| Task description |
Omit the pictures from the entries below and retype everything else exactly.

*** Opening of Extracted data ***

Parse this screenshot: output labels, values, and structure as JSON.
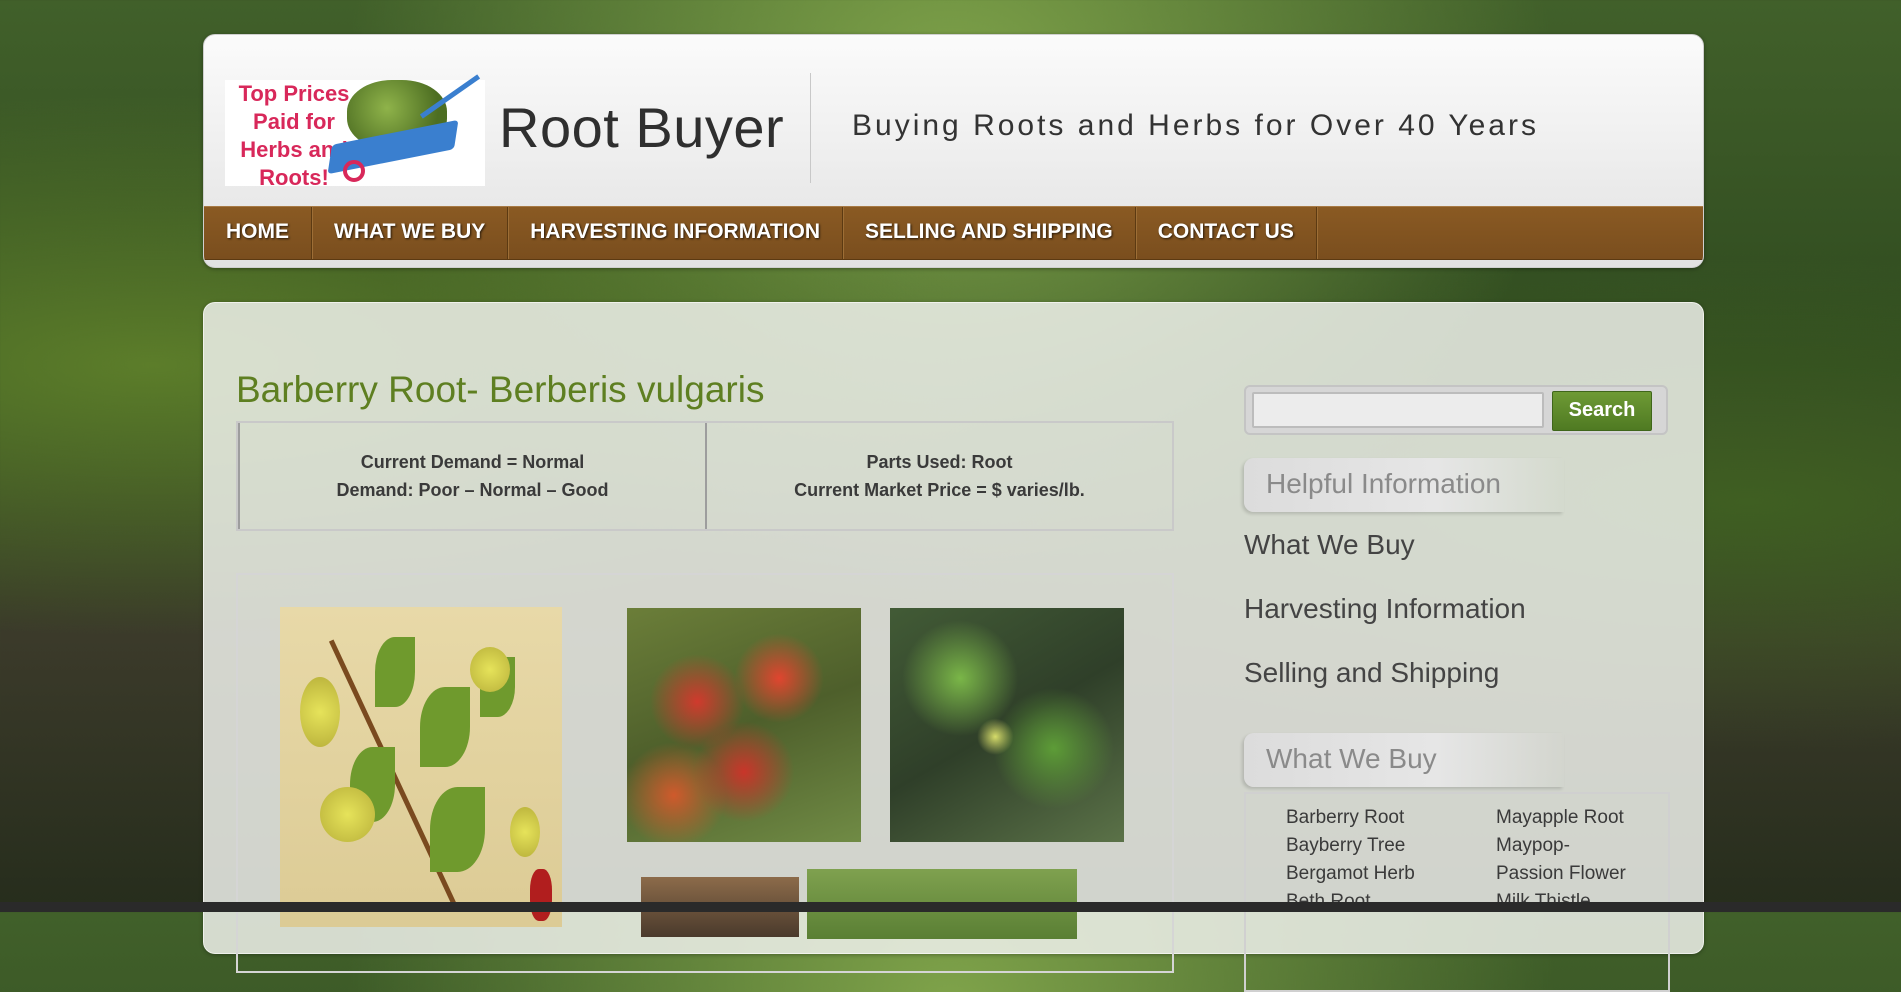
{
  "site": {
    "logo_text": "Top Prices Paid for Herbs and Roots!",
    "title": "Root Buyer",
    "tagline": "Buying Roots and Herbs for Over 40 Years"
  },
  "nav": {
    "items": [
      {
        "label": "HOME"
      },
      {
        "label": "WHAT WE BUY"
      },
      {
        "label": "HARVESTING INFORMATION"
      },
      {
        "label": "SELLING AND SHIPPING"
      },
      {
        "label": "CONTACT US"
      }
    ]
  },
  "post": {
    "title": "Barberry Root- Berberis vulgaris",
    "demand_line1": "Current Demand = Normal",
    "demand_line2": "Demand: Poor – Normal – Good",
    "parts_line1": "Parts Used: Root",
    "parts_line2": "Current Market Price = $ varies/lb."
  },
  "sidebar": {
    "search": {
      "placeholder": "",
      "button_label": "Search"
    },
    "helpful_title": "Helpful Information",
    "helpful_links": [
      "What We Buy",
      "Harvesting Information",
      "Selling and Shipping"
    ],
    "what_we_buy_title": "What We Buy",
    "what_we_buy_col1": [
      "Barberry Root",
      "Bayberry Tree",
      "Bergamot Herb",
      "Beth Root"
    ],
    "what_we_buy_col2": [
      "Mayapple Root",
      "Maypop-",
      "Passion Flower",
      "Milk Thistle"
    ]
  },
  "colors": {
    "nav_bg": "#7a4e1e",
    "title_green": "#5e7f21",
    "search_button": "#4f7a22"
  }
}
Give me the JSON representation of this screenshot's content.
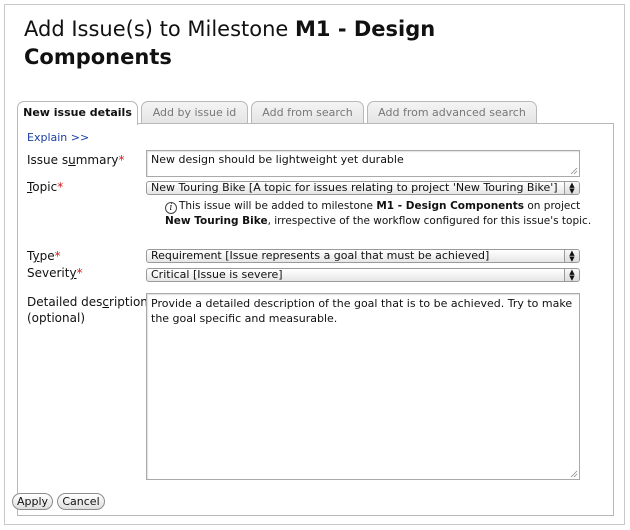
{
  "page_title": {
    "prefix": "Add Issue(s) to Milestone ",
    "milestone": "M1 - Design Components"
  },
  "tabs": [
    {
      "label": "New issue details",
      "active": true
    },
    {
      "label": "Add by issue id",
      "active": false
    },
    {
      "label": "Add from search",
      "active": false
    },
    {
      "label": "Add from advanced search",
      "active": false
    }
  ],
  "explain_link": "Explain >>",
  "form": {
    "summary": {
      "label_pre": "Issue s",
      "label_access": "u",
      "label_post": "mmary",
      "required_mark": "*",
      "value": "New design should be lightweight yet durable"
    },
    "topic": {
      "label_pre": "",
      "label_access": "T",
      "label_post": "opic",
      "required_mark": "*",
      "value": "New Touring Bike [A topic for issues relating to project 'New Touring Bike']"
    },
    "note": {
      "icon": "i",
      "text1": "This issue will be added to milestone ",
      "milestone": "M1 - Design Components",
      "text2": " on project ",
      "project": "New Touring Bike",
      "text3": ", irrespective of the workflow configured for this issue's topic."
    },
    "type": {
      "label_pre": "T",
      "label_access": "y",
      "label_post": "pe",
      "required_mark": "*",
      "value": "Requirement [Issue represents a goal that must be achieved]"
    },
    "severity": {
      "label_pre": "Severit",
      "label_access": "y",
      "label_post": "",
      "required_mark": "*",
      "value": "Critical [Issue is severe]"
    },
    "description": {
      "label_pre": "Detailed des",
      "label_access": "c",
      "label_post": "ription",
      "label_line2": "(optional)",
      "value": "Provide a detailed description of the goal that is to be achieved. Try to make the goal specific and measurable."
    }
  },
  "buttons": {
    "apply": "Apply",
    "cancel": "Cancel"
  },
  "icons": {
    "select_arrows": "up-down-arrows",
    "info": "info-circle",
    "resize": "resize-grip"
  },
  "colors": {
    "link": "#1a3ea8",
    "required": "#d01818"
  }
}
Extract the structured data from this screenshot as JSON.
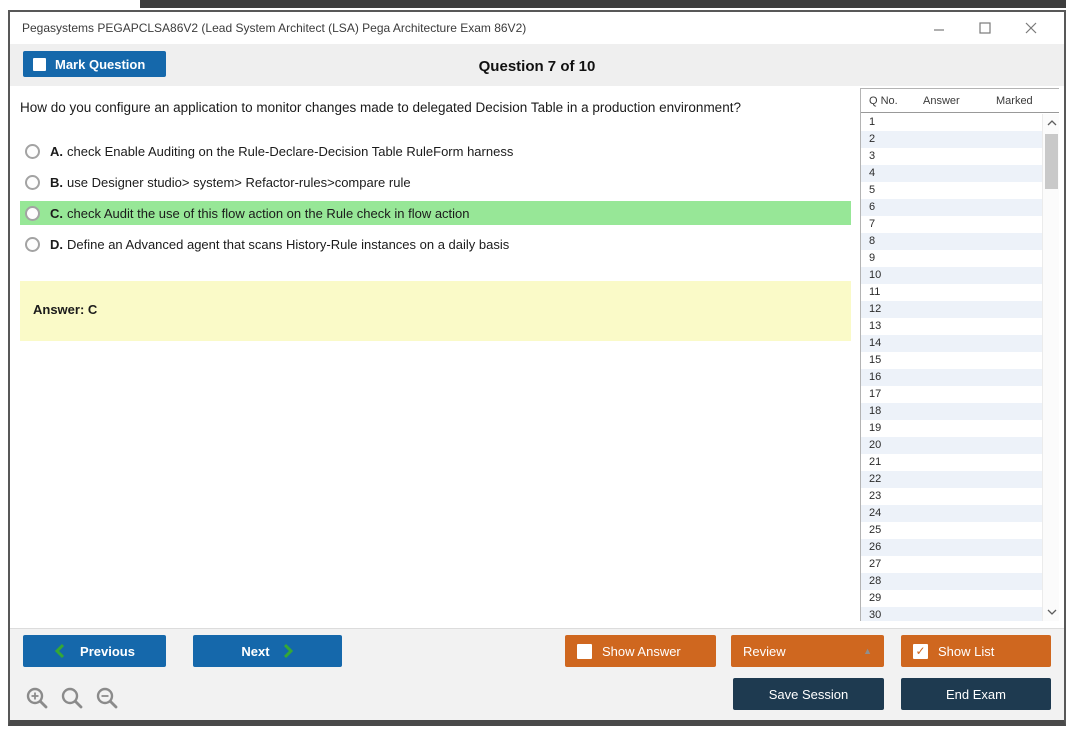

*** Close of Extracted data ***

| Written response |
Parse this screenshot: output labels, values, and structure as JSON.
{
  "site": {
    "logo_text": "Top Prices Paid for Herbs and Roots!",
    "title": "Root Buyer",
    "tagline": "Buying Roots and Herbs for Over 40 Years"
  },
  "nav": {
    "items": [
      {
        "label": "HOME"
      },
      {
        "label": "WHAT WE BUY"
      },
      {
        "label": "HARVESTING INFORMATION"
      },
      {
        "label": "SELLING AND SHIPPING"
      },
      {
        "label": "CONTACT US"
      }
    ]
  },
  "post": {
    "title": "Barberry Root- Berberis vulgaris",
    "demand_line1": "Current Demand = Normal",
    "demand_line2": "Demand: Poor – Normal – Good",
    "parts_line1": "Parts Used: Root",
    "parts_line2": "Current Market Price = $ varies/lb."
  },
  "sidebar": {
    "search": {
      "placeholder": "",
      "button_label": "Search"
    },
    "helpful_title": "Helpful Information",
    "helpful_links": [
      "What We Buy",
      "Harvesting Information",
      "Selling and Shipping"
    ],
    "what_we_buy_title": "What We Buy",
    "what_we_buy_col1": [
      "Barberry Root",
      "Bayberry Tree",
      "Bergamot Herb",
      "Beth Root"
    ],
    "what_we_buy_col2": [
      "Mayapple Root",
      "Maypop-",
      "Passion Flower",
      "Milk Thistle"
    ]
  },
  "colors": {
    "nav_bg": "#7a4e1e",
    "title_green": "#5e7f21",
    "search_button": "#4f7a22"
  }
}
Give me the JSON representation of this screenshot's content.
{
  "page_title": {
    "prefix": "Add Issue(s) to Milestone ",
    "milestone": "M1 - Design Components"
  },
  "tabs": [
    {
      "label": "New issue details",
      "active": true
    },
    {
      "label": "Add by issue id",
      "active": false
    },
    {
      "label": "Add from search",
      "active": false
    },
    {
      "label": "Add from advanced search",
      "active": false
    }
  ],
  "explain_link": "Explain >>",
  "form": {
    "summary": {
      "label_pre": "Issue s",
      "label_access": "u",
      "label_post": "mmary",
      "required_mark": "*",
      "value": "New design should be lightweight yet durable"
    },
    "topic": {
      "label_pre": "",
      "label_access": "T",
      "label_post": "opic",
      "required_mark": "*",
      "value": "New Touring Bike [A topic for issues relating to project 'New Touring Bike']"
    },
    "note": {
      "icon": "i",
      "text1": "This issue will be added to milestone ",
      "milestone": "M1 - Design Components",
      "text2": " on project ",
      "project": "New Touring Bike",
      "text3": ", irrespective of the workflow configured for this issue's topic."
    },
    "type": {
      "label_pre": "T",
      "label_access": "y",
      "label_post": "pe",
      "required_mark": "*",
      "value": "Requirement [Issue represents a goal that must be achieved]"
    },
    "severity": {
      "label_pre": "Severit",
      "label_access": "y",
      "label_post": "",
      "required_mark": "*",
      "value": "Critical [Issue is severe]"
    },
    "description": {
      "label_pre": "Detailed des",
      "label_access": "c",
      "label_post": "ription",
      "label_line2": "(optional)",
      "value": "Provide a detailed description of the goal that is to be achieved. Try to make the goal specific and measurable."
    }
  },
  "buttons": {
    "apply": "Apply",
    "cancel": "Cancel"
  },
  "icons": {
    "select_arrows": "up-down-arrows",
    "info": "info-circle",
    "resize": "resize-grip"
  },
  "colors": {
    "link": "#1a3ea8",
    "required": "#d01818"
  }
}
Extract the structured data from this screenshot as JSON.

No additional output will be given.